» **Exercise**: Count every line below that contains "filter", then give that count and nothing else.

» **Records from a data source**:
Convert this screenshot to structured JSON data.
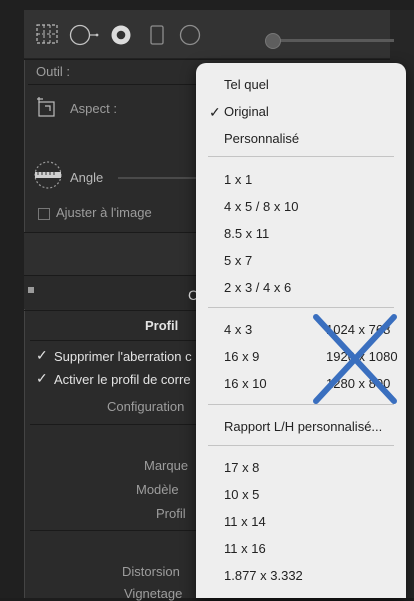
{
  "toolbar": {
    "tools": [
      "crop-grid-icon",
      "spot-circle-icon",
      "red-eye-icon",
      "graduated-filter-icon",
      "radial-filter-icon",
      "brush-icon"
    ]
  },
  "crop": {
    "tool_label": "Outil :",
    "aspect_label": "Aspect :",
    "angle_label": "Angle",
    "constrain_label": "Ajuster à l'image"
  },
  "lens": {
    "section_letter": "C",
    "tab_profile": "Profil",
    "remove_ca_label": "Supprimer l'aberration c",
    "enable_profile_label": "Activer le profil de corre",
    "setup_label": "Configuration",
    "make_label": "Marque",
    "model_label": "Modèle",
    "profile_label": "Profil",
    "distortion_label": "Distorsion",
    "vignetting_label": "Vignetage"
  },
  "menu": {
    "group1": [
      {
        "label": "Tel quel",
        "checked": false
      },
      {
        "label": "Original",
        "checked": true
      },
      {
        "label": "Personnalisé",
        "checked": false
      }
    ],
    "group2": [
      "1 x 1",
      "4 x 5  /  8 x 10",
      "8.5 x 11",
      "5 x 7",
      "2 x 3  /  4 x 6"
    ],
    "group3_left": [
      "4 x 3",
      "16 x 9",
      "16 x 10"
    ],
    "group3_right": [
      "1024 x 768",
      "1920 x 1080",
      "1280 x 800"
    ],
    "custom_ratio": "Rapport L/H personnalisé...",
    "group5": [
      "17 x 8",
      "10 x 5",
      "11 x 14",
      "11 x 16",
      "1.877 x 3.332"
    ],
    "x_mark_color": "#3a6fbf"
  }
}
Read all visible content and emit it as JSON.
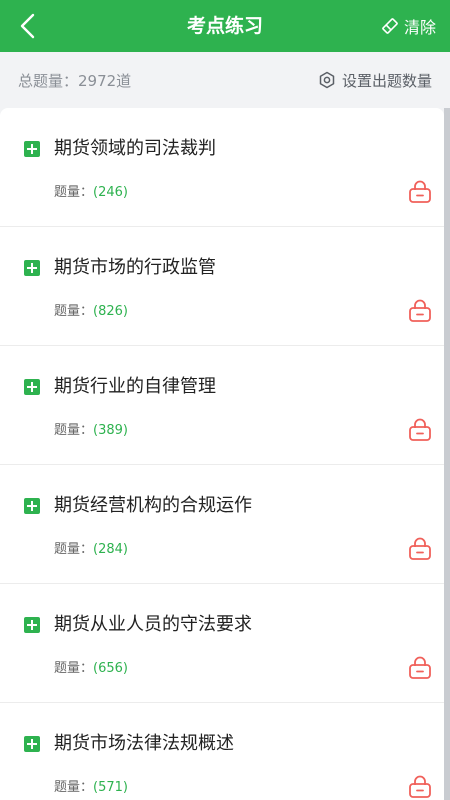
{
  "header": {
    "title": "考点练习",
    "clear_label": "清除"
  },
  "summary": {
    "total_label": "总题量：2972道",
    "settings_label": "设置出题数量"
  },
  "items": [
    {
      "title": "期货领域的司法裁判",
      "count_label": "题量：",
      "count": "(246)"
    },
    {
      "title": "期货市场的行政监管",
      "count_label": "题量：",
      "count": "(826)"
    },
    {
      "title": "期货行业的自律管理",
      "count_label": "题量：",
      "count": "(389)"
    },
    {
      "title": "期货经营机构的合规运作",
      "count_label": "题量：",
      "count": "(284)"
    },
    {
      "title": "期货从业人员的守法要求",
      "count_label": "题量：",
      "count": "(656)"
    },
    {
      "title": "期货市场法律法规概述",
      "count_label": "题量：",
      "count": "(571)"
    }
  ],
  "colors": {
    "accent": "#2eb24f",
    "lock": "#f0605a"
  }
}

» **Answer area**: 2